Gone are the days when you will see a hot IPO with huge gains on its opening day, and you should be thankful for that. Investing should be fun, and you should avoid making it emotional. There are too many computers programmed to tear the hearts out of emotional investors, and the current market environment can turn on a dime as the big money rolls in and out. Big players enjoy seeing tiny trades cross the tape, suggesting individuals are scraping together whatever they can to own shares in a hot company at any price. If you chased after FB shortly after it started trading on Nasdaq, you have to ask yourself, “Why did I buy this?” Did you really believe you were going to sell the stock at a huge gain if it went on a tear on opening day? History suggests otherwise, as most investors hold on long after a hot stock has reached its peak.
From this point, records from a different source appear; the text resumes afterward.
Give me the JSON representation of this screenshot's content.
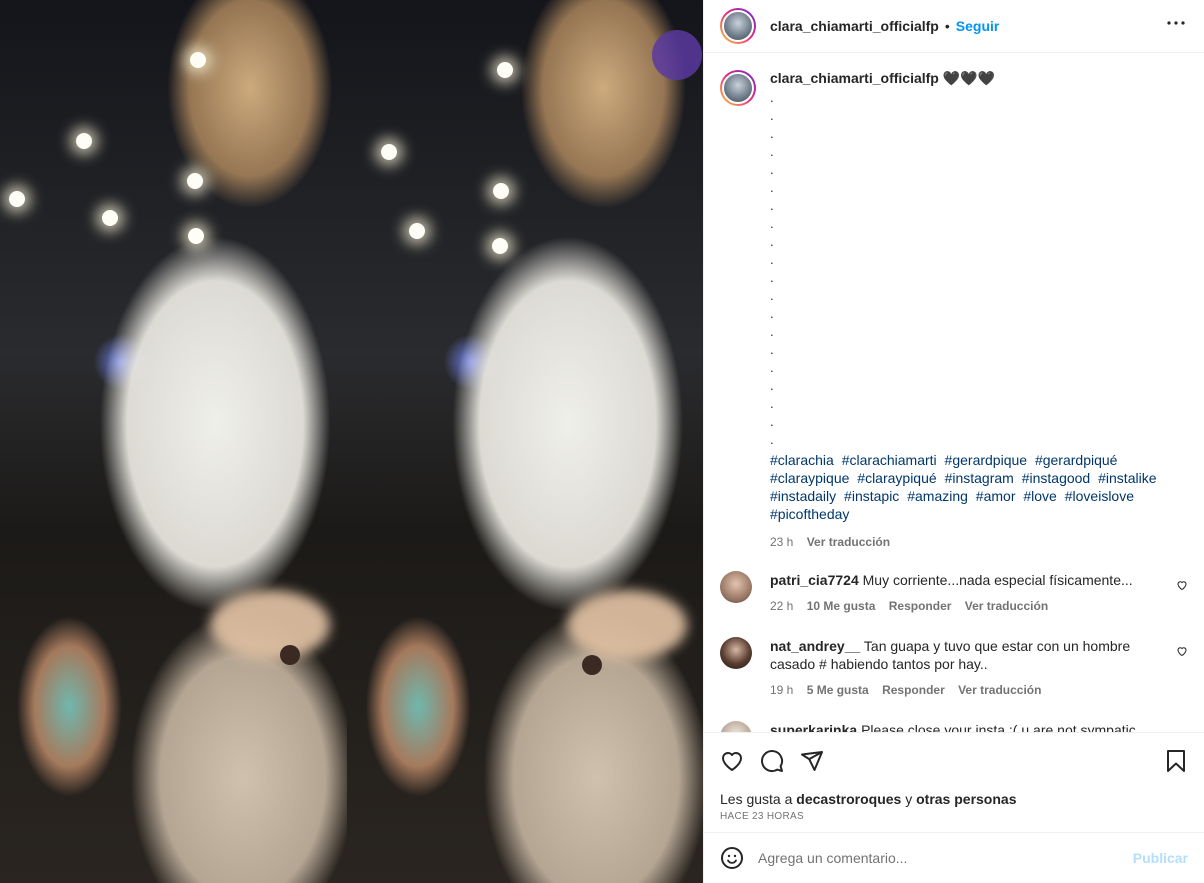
{
  "post": {
    "username": "clara_chiamarti_officialfp",
    "separator": "•",
    "follow_label": "Seguir",
    "more_label": "•••"
  },
  "caption": {
    "username": "clara_chiamarti_officialfp",
    "emoji": "🖤🖤🖤",
    "dot_lines": [
      ".",
      ".",
      ".",
      ".",
      ".",
      ".",
      ".",
      ".",
      ".",
      ".",
      ".",
      ".",
      ".",
      ".",
      ".",
      ".",
      ".",
      ".",
      ".",
      "."
    ],
    "hashtags": [
      "#clarachia",
      "#clarachiamarti",
      "#gerardpique",
      "#gerardpiqué",
      "#claraypique",
      "#claraypiqué",
      "#instagram",
      "#instagood",
      "#instalike",
      "#instadaily",
      "#instapic",
      "#amazing",
      "#amor",
      "#love",
      "#loveislove",
      "#picoftheday"
    ],
    "time": "23 h",
    "translate_label": "Ver traducción"
  },
  "comments": [
    {
      "username": "patri_cia7724",
      "text": "Muy corriente...nada especial físicamente...",
      "time": "22 h",
      "likes": "10 Me gusta",
      "reply_label": "Responder",
      "translate_label": "Ver traducción"
    },
    {
      "username": "nat_andrey__",
      "text": "Tan guapa y tuvo que estar con un hombre casado # habiendo tantos por hay..",
      "time": "19 h",
      "likes": "5 Me gusta",
      "reply_label": "Responder",
      "translate_label": "Ver traducción"
    },
    {
      "username": "superkarinka",
      "text": "Please close your insta :( u are not sympatic"
    }
  ],
  "actions": {
    "likes_prefix": "Les gusta a",
    "likes_user": "decastroroques",
    "likes_conj": "y",
    "likes_others": "otras personas",
    "time_ago": "HACE 23 HORAS"
  },
  "add_comment": {
    "placeholder": "Agrega un comentario...",
    "publish_label": "Publicar"
  },
  "icons": {
    "like": "heart-icon",
    "comment": "comment-icon",
    "share": "share-icon",
    "save": "bookmark-icon",
    "emoji": "smiley-icon"
  }
}
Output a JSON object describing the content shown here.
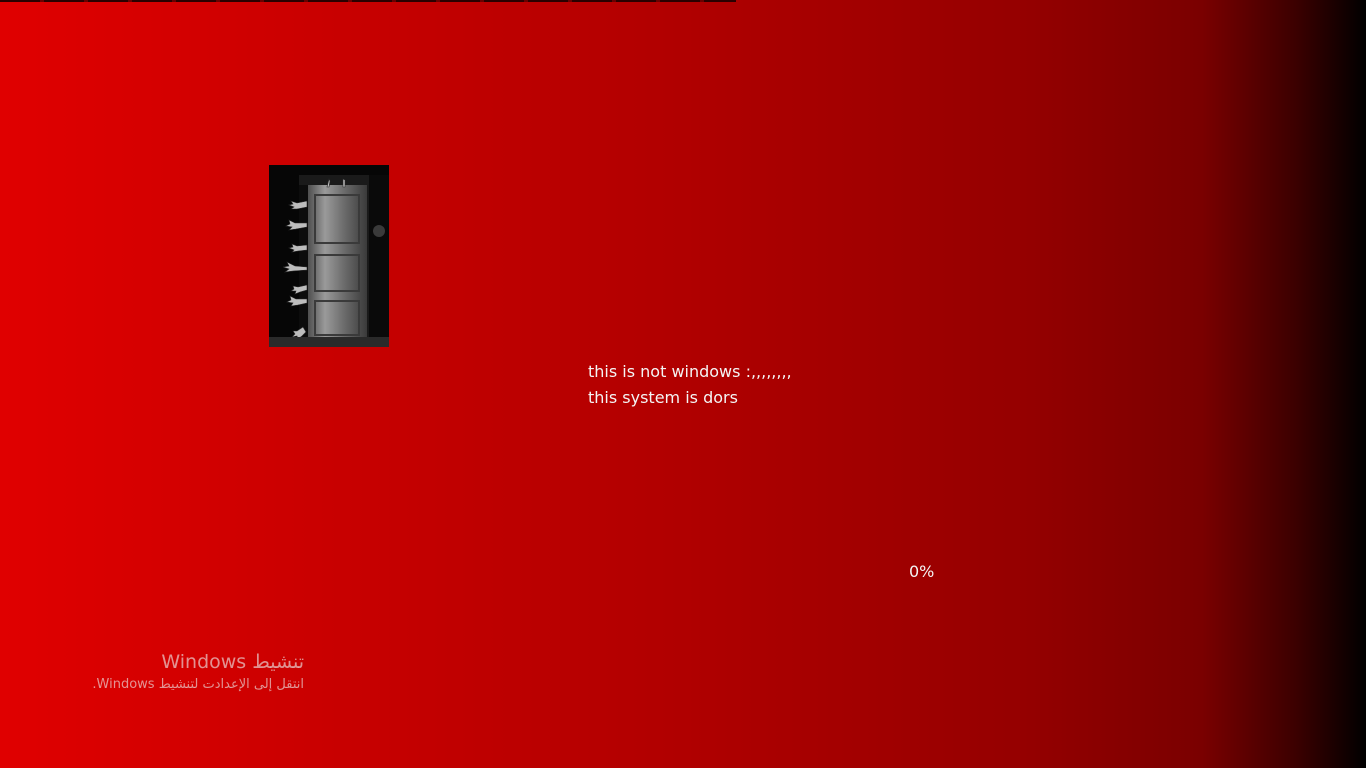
{
  "desktop": {
    "background_gradient": [
      "#e00000",
      "#b00000",
      "#7a0000",
      "#000000"
    ]
  },
  "image": {
    "icon": "creepy-door-hands-photo"
  },
  "message": {
    "line1": "this is not windows :,,,,,,,,",
    "line2": "this system is dors"
  },
  "progress": {
    "value": 0,
    "label": "0%"
  },
  "activation_watermark": {
    "title": "تنشيط Windows",
    "subtitle": "انتقل إلى الإعدادت لتنشيط Windows."
  }
}
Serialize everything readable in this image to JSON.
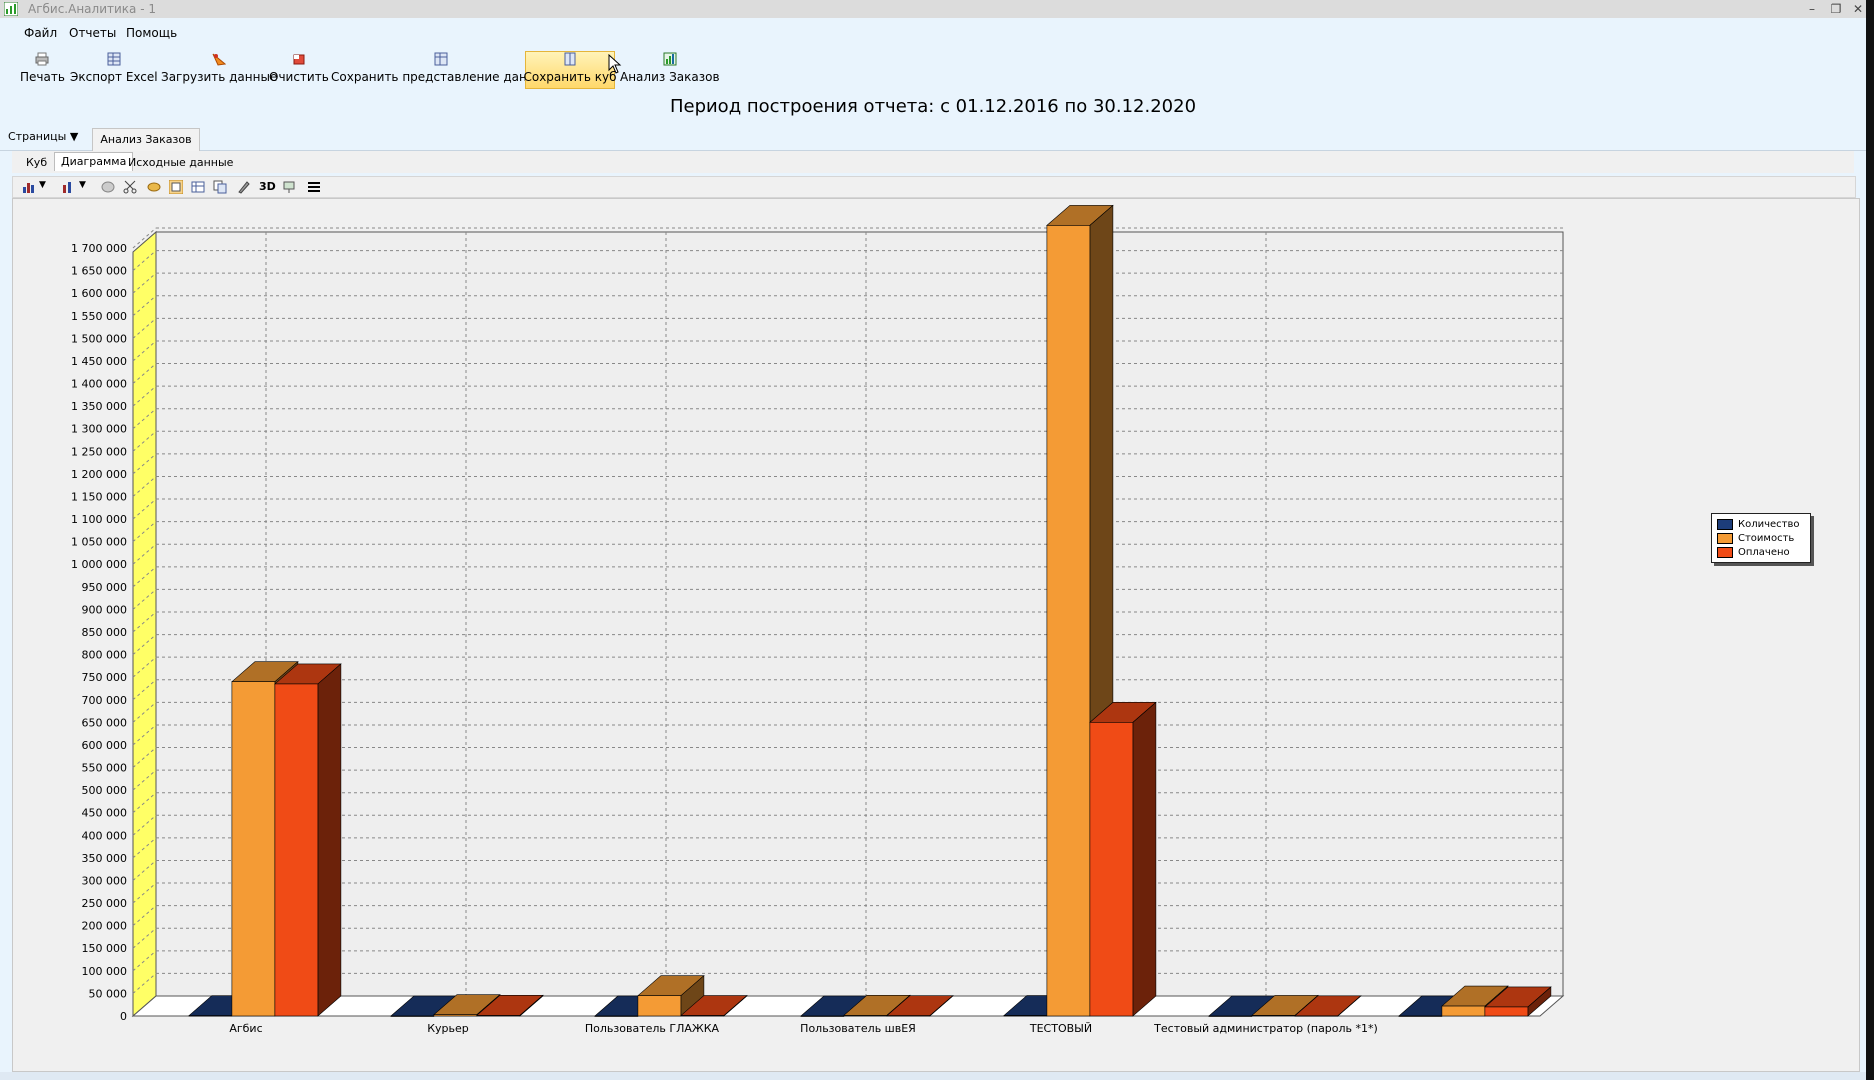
{
  "window": {
    "title": "Агбис.Аналитика - 1"
  },
  "menu": [
    "Файл",
    "Отчеты",
    "Помощь"
  ],
  "toolbar": {
    "buttons": [
      "Печать",
      "Экспорт Excel",
      "Загрузить данные",
      "Очистить",
      "Сохранить представление данных",
      "Сохранить куб",
      "Анализ Заказов"
    ]
  },
  "report": {
    "period": "Период построения отчета: с 01.12.2016 по 30.12.2020"
  },
  "pages": {
    "dropdown": "Страницы",
    "tab": "Анализ Заказов"
  },
  "subtabs": [
    "Куб",
    "Диаграмма",
    "Исходные данные"
  ],
  "chart_toolbar": {
    "label_3d": "3D"
  },
  "colors": {
    "count": "#1d3d7a",
    "cost": "#f49b35",
    "paid": "#f04b16",
    "wall": "#ffff66"
  },
  "chart_data": {
    "type": "bar",
    "style": "3d-clustered",
    "categories": [
      "Агбис",
      "Курьер",
      "Пользователь ГЛАЖКА",
      "Пользователь швЕЯ",
      "ТЕСТОВЫЙ",
      "Тестовый администратор (пароль *1*)",
      ""
    ],
    "series": [
      {
        "name": "Количество",
        "values": [
          700,
          10,
          30,
          5,
          1000,
          2,
          60
        ]
      },
      {
        "name": "Стоимость",
        "values": [
          740000,
          3000,
          45000,
          1500,
          1750000,
          1200,
          22000
        ]
      },
      {
        "name": "Оплачено",
        "values": [
          735000,
          1500,
          1000,
          800,
          650000,
          500,
          20000
        ]
      }
    ],
    "ylim": [
      0,
      1750000
    ],
    "yticks": [
      "0",
      "50 000",
      "100 000",
      "150 000",
      "200 000",
      "250 000",
      "300 000",
      "350 000",
      "400 000",
      "450 000",
      "500 000",
      "550 000",
      "600 000",
      "650 000",
      "700 000",
      "750 000",
      "800 000",
      "850 000",
      "900 000",
      "950 000",
      "1 000 000",
      "1 050 000",
      "1 100 000",
      "1 150 000",
      "1 200 000",
      "1 250 000",
      "1 300 000",
      "1 350 000",
      "1 400 000",
      "1 450 000",
      "1 500 000",
      "1 550 000",
      "1 600 000",
      "1 650 000",
      "1 700 000"
    ],
    "grid": true,
    "legend_position": "right"
  }
}
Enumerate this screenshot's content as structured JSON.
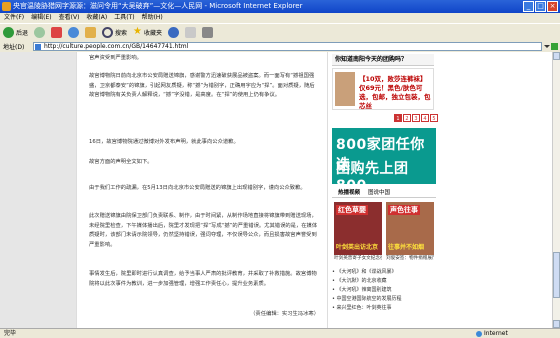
{
  "window": {
    "title": "央官温陵胁猎网字源源：滋问令用“大吴破弃”—文化—人民网 - Microsoft Internet Explorer"
  },
  "menu": [
    "文件(F)",
    "编辑(E)",
    "查看(V)",
    "收藏(A)",
    "工具(T)",
    "帮助(H)"
  ],
  "toolbar": {
    "back": "后退",
    "search": "搜索",
    "favorites": "收藏夹"
  },
  "address": {
    "label": "地址(D)",
    "url": "http://culture.people.com.cn/GB/14647741.html"
  },
  "article": {
    "paragraphs": [
      "官声资受到严重影响。",
      "故宫博物院日前向北京市公安局赠送锦旗，感谢警方迅速破获展品被盗案。而一面写有“撼祖国强盛，卫京都泰安”的锦旗，引起网友质疑，称“撼”为错别字，正确用字应为“捍”。面对质疑，随后故宫博物院有关负责人解释说，“撼”字没错，是高度。在“捍”的使用上仍有争议。",
      "16日，故宫博物院通过微博对外发布声明，就此事向公众道歉。",
      "故宫方面的声明全文如下。",
      "由于我们工作的疏漏，在5月13日向北京市公安局赠送的锦旗上出现错别字，谨向公众致歉。",
      "此次赠送锦旗由院保卫部门负责联系、制作，由于时间紧，从制作场地直接将锦旗带到赠送现场，未经院里检查，下午媒体播出后，院里才发现把“捍”写成“撼”的严重错误。尤其错误的是，在媒体质疑时，该部门未请示院领导，仍然坚持错误，强词夺理，不仅误导公众，而且损害故宫声誉受到严重影响。",
      "事情发生后，院里即时进行认真调查，给予当事人严肃的批评教育，并采取了补救措施。故宫博物院将以此次事件为教训，进一步加强管理，增强工作责任心，提升业务素质。",
      "（责任编辑：实习生冯冰寒）"
    ]
  },
  "sidebar": {
    "title": "你知道南阳今天的团购吗？",
    "promo": "【10双，败莎连裤袜】仅69元！黑色/肤色可选，包邮，独立包装，包芯丝",
    "pager": [
      "1",
      "2",
      "3",
      "4",
      "5"
    ],
    "pager_active": "1",
    "banner_line1": "800家团任你选",
    "banner_line2": "团购先上团800",
    "tabs": [
      "热播视频",
      "图说中国"
    ],
    "thumb1": {
      "label": "红色草婴",
      "subtitle": "叶剑英出访北京",
      "caption": "叶剑英曾寄子女文纪念往子"
    },
    "thumb2": {
      "label": "声色往事",
      "subtitle": "往事并不如烟",
      "caption": "刘俊安签：物件捐赠展厅"
    },
    "news": [
      "• 《大河吼》和《谍战风暴》",
      "• 《大沉默》的北京收藏",
      "• 《大河吼》辣离国别建筑",
      "• 中国空港国际航空的发展历程",
      "• 来兴里红色：叶剑英往事"
    ]
  },
  "status": {
    "left": "完毕",
    "zone": "Internet"
  },
  "colors": {
    "titlebar": "#1045c8",
    "chrome": "#ece9d8",
    "banner": "#0a9a8f",
    "accent_red": "#cc3333"
  }
}
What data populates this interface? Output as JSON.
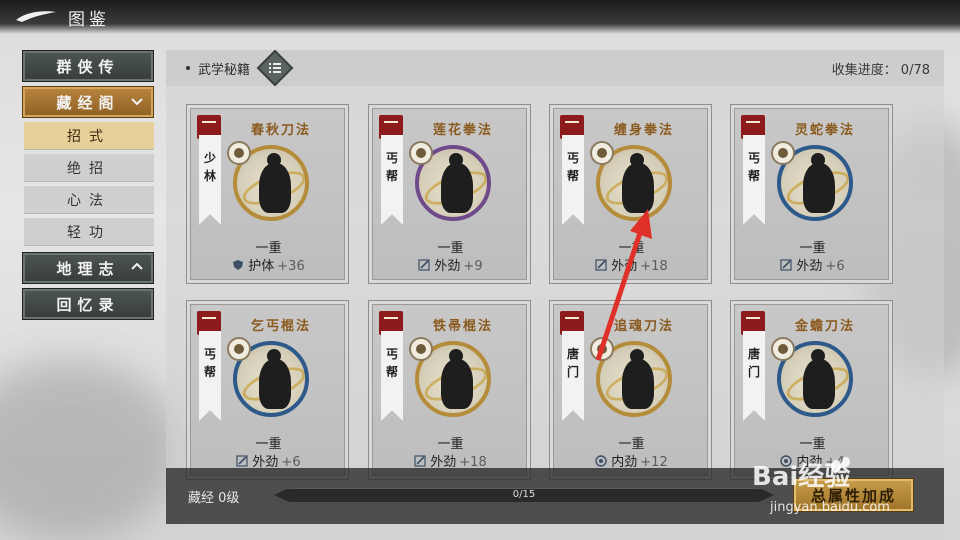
{
  "header": {
    "title": "图鉴"
  },
  "sidebar": {
    "items": [
      {
        "label": "群侠传"
      },
      {
        "label": "藏经阁"
      },
      {
        "label": "地理志"
      },
      {
        "label": "回忆录"
      }
    ],
    "subitems": [
      {
        "label": "招式"
      },
      {
        "label": "绝招"
      },
      {
        "label": "心法"
      },
      {
        "label": "轻功"
      }
    ]
  },
  "main": {
    "section_title": "武学秘籍",
    "progress_label": "收集进度：",
    "progress_value": "0/78",
    "cards": [
      {
        "name": "春秋刀法",
        "sect": "少林",
        "level": "一重",
        "stat": "护体",
        "bonus": "+36",
        "stat_icon": "shield-icon",
        "ring_color": "#b58c3a"
      },
      {
        "name": "莲花拳法",
        "sect": "丐帮",
        "level": "一重",
        "stat": "外劲",
        "bonus": "+9",
        "stat_icon": "sword-icon",
        "ring_color": "#6f4a8a"
      },
      {
        "name": "缠身拳法",
        "sect": "丐帮",
        "level": "一重",
        "stat": "外劲",
        "bonus": "+18",
        "stat_icon": "sword-icon",
        "ring_color": "#b58c3a"
      },
      {
        "name": "灵蛇拳法",
        "sect": "丐帮",
        "level": "一重",
        "stat": "外劲",
        "bonus": "+6",
        "stat_icon": "sword-icon",
        "ring_color": "#2d5a8a"
      },
      {
        "name": "乞丐棍法",
        "sect": "丐帮",
        "level": "一重",
        "stat": "外劲",
        "bonus": "+6",
        "stat_icon": "sword-icon",
        "ring_color": "#2d5a8a"
      },
      {
        "name": "铁帚棍法",
        "sect": "丐帮",
        "level": "一重",
        "stat": "外劲",
        "bonus": "+18",
        "stat_icon": "sword-icon",
        "ring_color": "#b58c3a"
      },
      {
        "name": "追魂刀法",
        "sect": "唐门",
        "level": "一重",
        "stat": "内劲",
        "bonus": "+12",
        "stat_icon": "swirl-icon",
        "ring_color": "#b58c3a"
      },
      {
        "name": "金蟾刀法",
        "sect": "唐门",
        "level": "一重",
        "stat": "内劲",
        "bonus": "+4",
        "stat_icon": "swirl-icon",
        "ring_color": "#2d5a8a"
      }
    ]
  },
  "bottom": {
    "label": "藏经 0级",
    "count": "0/15",
    "progress": 0,
    "bonus_button": "总属性加成"
  },
  "watermark": {
    "brand": "Bai经验",
    "url": "jingyan.baidu.com"
  }
}
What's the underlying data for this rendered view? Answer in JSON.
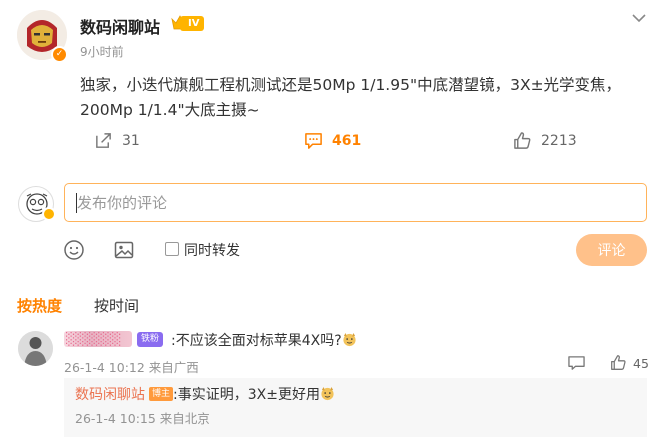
{
  "post": {
    "author": "数码闲聊站",
    "level": "IV",
    "time": "9小时前",
    "lines": [
      "独家，小迭代旗舰工程机测试还是50Mp 1/1.95\"中底潜望镜，3X±光学变焦，",
      "200Mp 1/1.4\"大底主摄~"
    ],
    "reposts": "31",
    "comments": "461",
    "likes": "2213"
  },
  "compose": {
    "placeholder": "发布你的评论",
    "forward_label": "同时转发",
    "submit_label": "评论"
  },
  "sort": {
    "hot": "按热度",
    "time": "按时间"
  },
  "comments": [
    {
      "user": "░░░░░░",
      "medal": "铁粉",
      "text": ":不应该全面对标苹果4X吗?",
      "meta": "26-1-4 10:12 来自广西",
      "likes": "45",
      "reply": {
        "user": "数码闲聊站",
        "badge": "博主",
        "text": ":事实证明，3X±更好用",
        "meta": "26-1-4 10:15 来自北京"
      }
    }
  ],
  "colors": {
    "accent": "#ff8200",
    "reply_name": "#eb7350",
    "muted": "#939393",
    "submit_bg": "#ffc18a",
    "input_border": "#ffb35a"
  },
  "icons": {
    "repost": "repost-icon",
    "comment": "comment-icon",
    "like": "like-icon",
    "emoji": "emoji-icon",
    "image": "image-icon",
    "menu": "chevron-down-icon"
  }
}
Is it time to consider Facebook for your portfolio now that the initial excitement has died down? The stock was almost left for dead as recently as last week. Since then, it has enjoyed a 20% rise to close at 31.41 as of this writing. I suspect this volatile trading will continue as investors wrestle with how to value the stock. Go back to that first question before taking action: “Why am I buying this?” Your reasons may include being an avid Facebook user or because you see huge growth potential over many years. Either could form a reasonable basis for your investment decision. You should consider aspects such as how much money the company is earning now and how much growth it expects over the next one, three, and five years. That information is available to any individual willing to do the research. Stock analysts often use the Price-to-Earnings (P/E) ratio, which divides the current stock price by the current earnings per share, when making recommendations. FB’s P/E ratio of 78.33 looks lofty when compared with other tech giants like Apple (AAPL) at 14.27 and Google (GOOG) at 17.30, but Apple and Google are both seasoned companies who will find it more difficult to post outsized earnings growth like in years past. Starting at such a low base, Facebook will have an easier time posting strong annual earnings growth, supporting a higher P/E ratio. Its high profile will likely also support a higher level of investor interest, providing more support for its stock price.
Disclosure: I don’t own any of the stocks mentioned above, but I would consider all as part of a long-term investment portfolio.